It doesn’t really matter if you love or hate Apple, everyone seems to respect Steve Jobs for making Apple the company it is today. I recently read an article in the Harvard Business Review titled: “The Real Leadership Lessons of Steve Jobs” by Walter Isaacson, the author of Steve Jobs biography. Isaacson shares 14 keys to Jobs’ success.
- Focus: Don’t let multiple products/services ruin your focus. Jobs advice to Google’s Larry Page: “What are five products you want to focus on? Get rid of the rest, because they are dragging you down.”
- Simplify: Create products that don’t require a manual. Simplicity can be harder that it seems because building a product that is effective yet simple and easy to use is sometimes easier said than done.
- Take Responsibility End to End: Make sure you take responsibility for the customer’s experience from beginning to the end.
- When Behind, Leapfrog: If you find yourself behind your competitors instead of playing catch up just skip to what is going to be the next big thing. In Apple’s case they brought out a line of iMac’s that had CD drive’s that couldn’t burn a CD but they leap frogged by creating iTunes, iTunes Store, and iPod which made it unnecessary to use a CD to listen to your music.
- Put Products Before Profits: Steve Jobs said, “My passion has been to build an enduring company where people were motivated to make great products. Everything else was secondary.” If you make great products, profit will come.
- Don’t Be A Slave To Focus Groups: When one of Jobs’ original teams suggested they do market research to find out what their customers wanted. He replied by saying, “No, because customer’s don’t know what they want until we’ve shown them.” He then quoted Henry Ford saying, “If I’d asked customers what they wanted, they would’ve told me, ‘A faster horse!’” Apple made products they wanted and would use.
- Bend Reality: Don’t let people tell you it can’t be done. Push and encourage others with what can be done. Steve asked one of his engineers, “If it would save a person’s life, could you find a way to [do it]?”
- Impute: The product details on the boxes Apple products come in are carefully designed. Jobs obsessed about how the boxes looked on the outside, and how it looked inside the box as you opened it up. Presentation of any product had to mirror the beauty of the Apple product inside.
- Push for Perfection: Don’t rush to release a product just because you have invested a huge amount of time on it and can’t come up with anything better. Don’t be afraid to start over from scratch to create product that you imagined in the beginning.
- Tolerate Only “A” Players: Many people have heard how tough Jobs was on his employees. Jobs joked, “If something sucks, I tell people to their face. It’s my job to honest.” He was this way to ensure that only people who wanted to be there and make the best products in the world were working at Apple.
- Engage Face-to-Face: Engage your employees face-to-face. Jobs designed the Pixar building to make sure that the front doors, stairs, and other key traffic points all went to the atrium. This type of approach gets employees engaged with each other and creates a better culture within your company.
- Know Both the Big Picture and The Details: You have to have a great vision or mission but to accomplish that vision you have to focus in on the details.
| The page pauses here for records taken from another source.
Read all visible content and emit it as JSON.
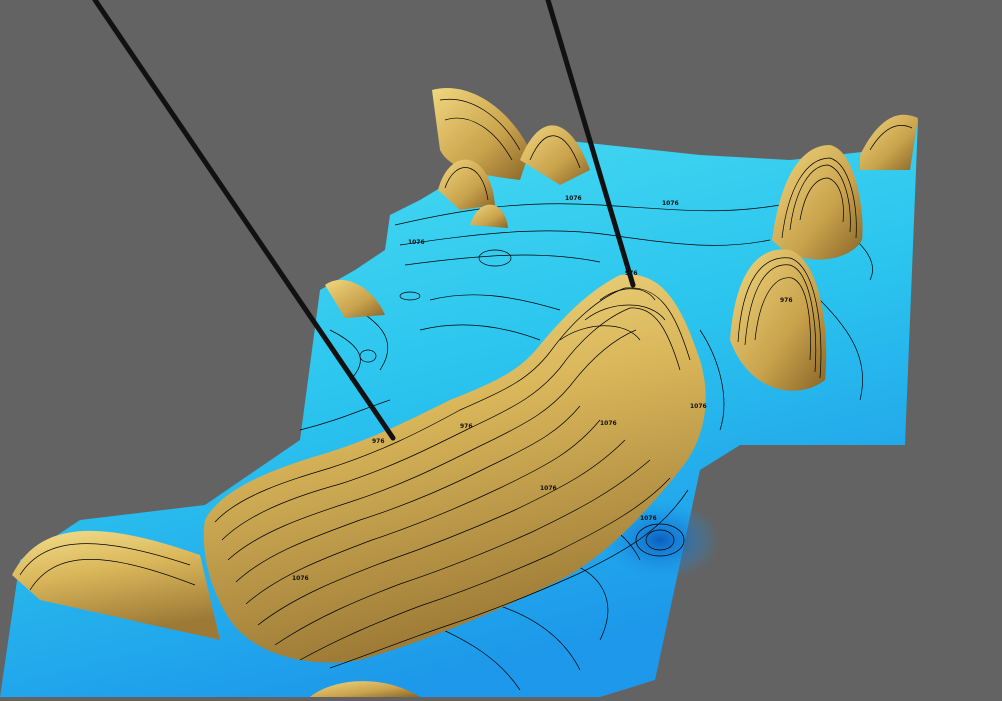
{
  "scene": {
    "background_color": "#636363",
    "surface_low_color": "#1a8fe8",
    "surface_mid_color": "#3fd8f0",
    "surface_high_color": "#d9b65a",
    "ridge_highlight_color": "#f1dc8a",
    "ridge_shadow_color": "#8c6a2c",
    "contour_line_color": "#000000",
    "well_color": "#111111",
    "contour_labels": [
      "976",
      "976",
      "976",
      "976",
      "1076",
      "1076",
      "1076",
      "1076",
      "1076",
      "1076",
      "1076",
      "1076"
    ]
  }
}
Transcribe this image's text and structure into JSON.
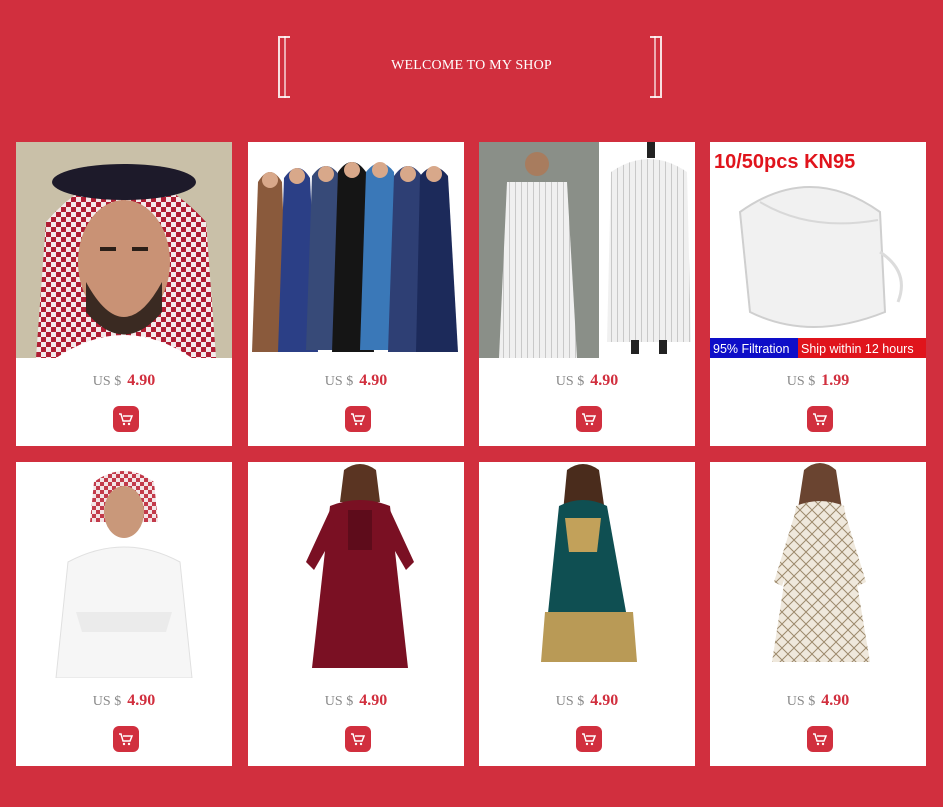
{
  "header": {
    "title": "WELCOME TO MY SHOP"
  },
  "products": [
    {
      "currency": "US $",
      "price": "4.90",
      "image": "man-red-shemagh"
    },
    {
      "currency": "US $",
      "price": "4.90",
      "image": "women-prayer-dresses"
    },
    {
      "currency": "US $",
      "price": "4.90",
      "image": "striped-thobe"
    },
    {
      "currency": "US $",
      "price": "1.99",
      "image": "kn95-mask",
      "overlay": {
        "headline": "10/50pcs KN95",
        "left_badge": "95% Filtration",
        "right_badge": "Ship within 12 hours"
      }
    },
    {
      "currency": "US $",
      "price": "4.90",
      "image": "man-white-thobe"
    },
    {
      "currency": "US $",
      "price": "4.90",
      "image": "burgundy-dress"
    },
    {
      "currency": "US $",
      "price": "4.90",
      "image": "green-velvet-dress"
    },
    {
      "currency": "US $",
      "price": "4.90",
      "image": "white-printed-dress"
    }
  ],
  "colors": {
    "background": "#d12f3e",
    "accent": "#d12f3e",
    "card": "#ffffff",
    "currency": "#888888"
  }
}
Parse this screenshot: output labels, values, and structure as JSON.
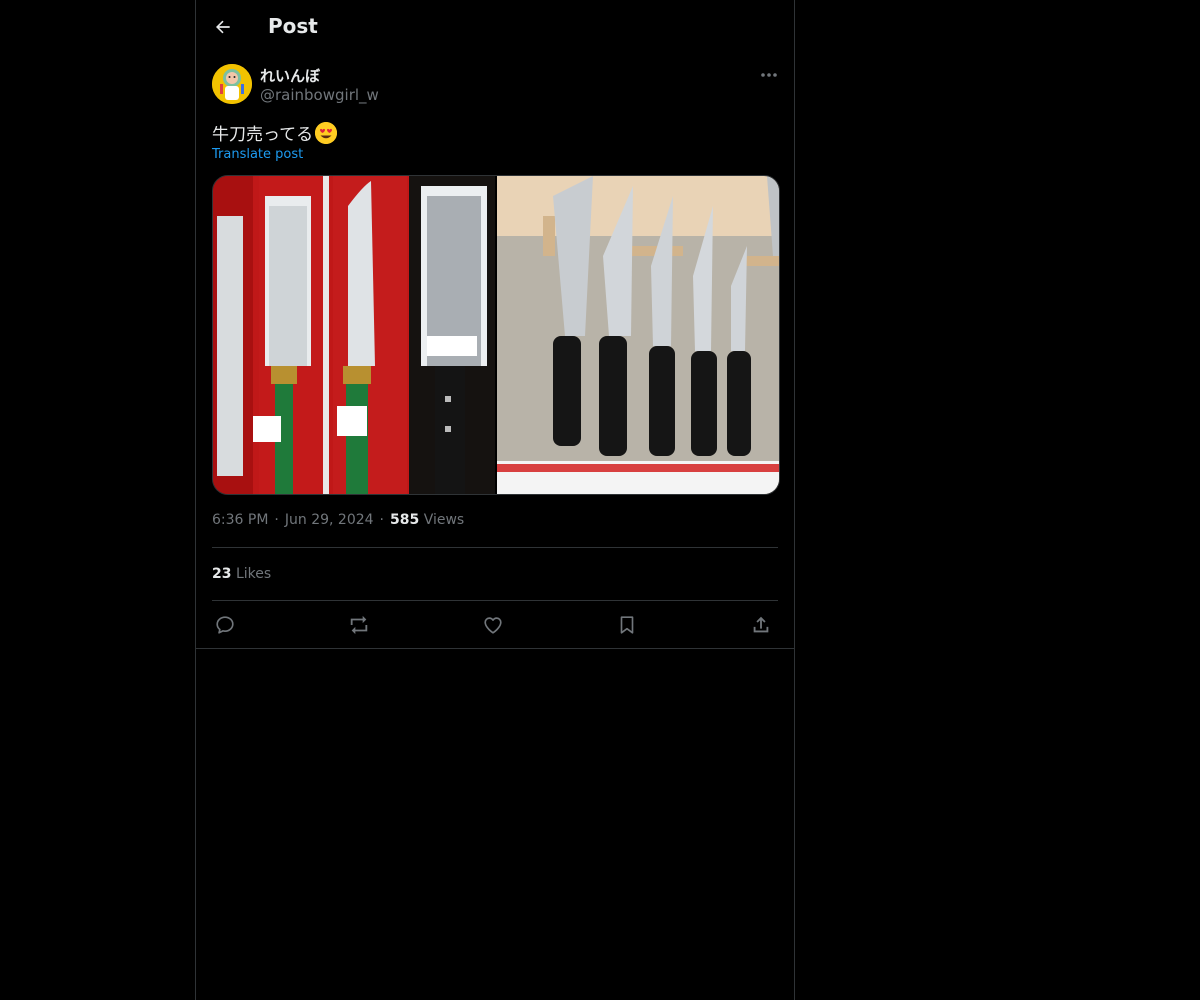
{
  "header": {
    "title": "Post",
    "back_icon": "arrow-left-icon"
  },
  "post": {
    "author": {
      "display_name": "れいんぼ",
      "handle": "@rainbowgirl_w",
      "avatar_color": "#f2c200"
    },
    "text": "牛刀売ってる",
    "emoji": "smiling-face-with-heart-eyes",
    "translate_label": "Translate post",
    "time": "6:36 PM",
    "date": "Jun 29, 2024",
    "views_count": "585",
    "views_label": "Views",
    "likes_count": "23",
    "likes_label": "Likes",
    "media": [
      {
        "description_icon": "knife-display-photo-1"
      },
      {
        "description_icon": "knife-display-photo-2"
      }
    ]
  },
  "actions": [
    {
      "icon": "reply-icon"
    },
    {
      "icon": "repost-icon"
    },
    {
      "icon": "like-icon"
    },
    {
      "icon": "bookmark-icon"
    },
    {
      "icon": "share-icon"
    }
  ],
  "colors": {
    "background": "#000000",
    "text": "#e7e9ea",
    "muted": "#71767b",
    "accent": "#1d9bf0",
    "border": "#2f3336"
  }
}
Don’t be afraid to dive into the details.
- Combine the Humanities with The Sciences: Don’t be afraid of connecting two different areas of focus. Allow your passions to fuel your creativity. Jobs considered himself “a humanities person” but enjoyed electronics. Apple’s purpose for creating innovative products was to better humanity with technology.
- Stay Hungry, Stay Foolish: Don’t loose who you are. Jobs kept his hippie and hacker attitude throughout his life. A 1977 Apple commercial declared, “The people who are crazy enough to think they can change the world are the ones who do.” Don’t be afraid to put everything on the line or look foolish.
It doesn’t matter if you love or hate Apple. They are an incredibly successful company and we can learn a lot about leadership from Steve Jobs. Learning from other successful entrepreneur’s can help you be just as or even more successful. Jobs often asked, “What are five [keys] you want to focus on?”
Where are you going to focus first?
Mike Alder is a University of Utah business marketing student and marketing specialist at Lendio. Passionate about entrepreneurship, small businesses, and inbound marketing. Mike shows his passion by sharing stories of successful entrepreneurs and companies with small business owners on the Lendio blog. He makes these big success stories easy-to-apply in simple and easy to read language for the everyday small business owner and entrepreneur.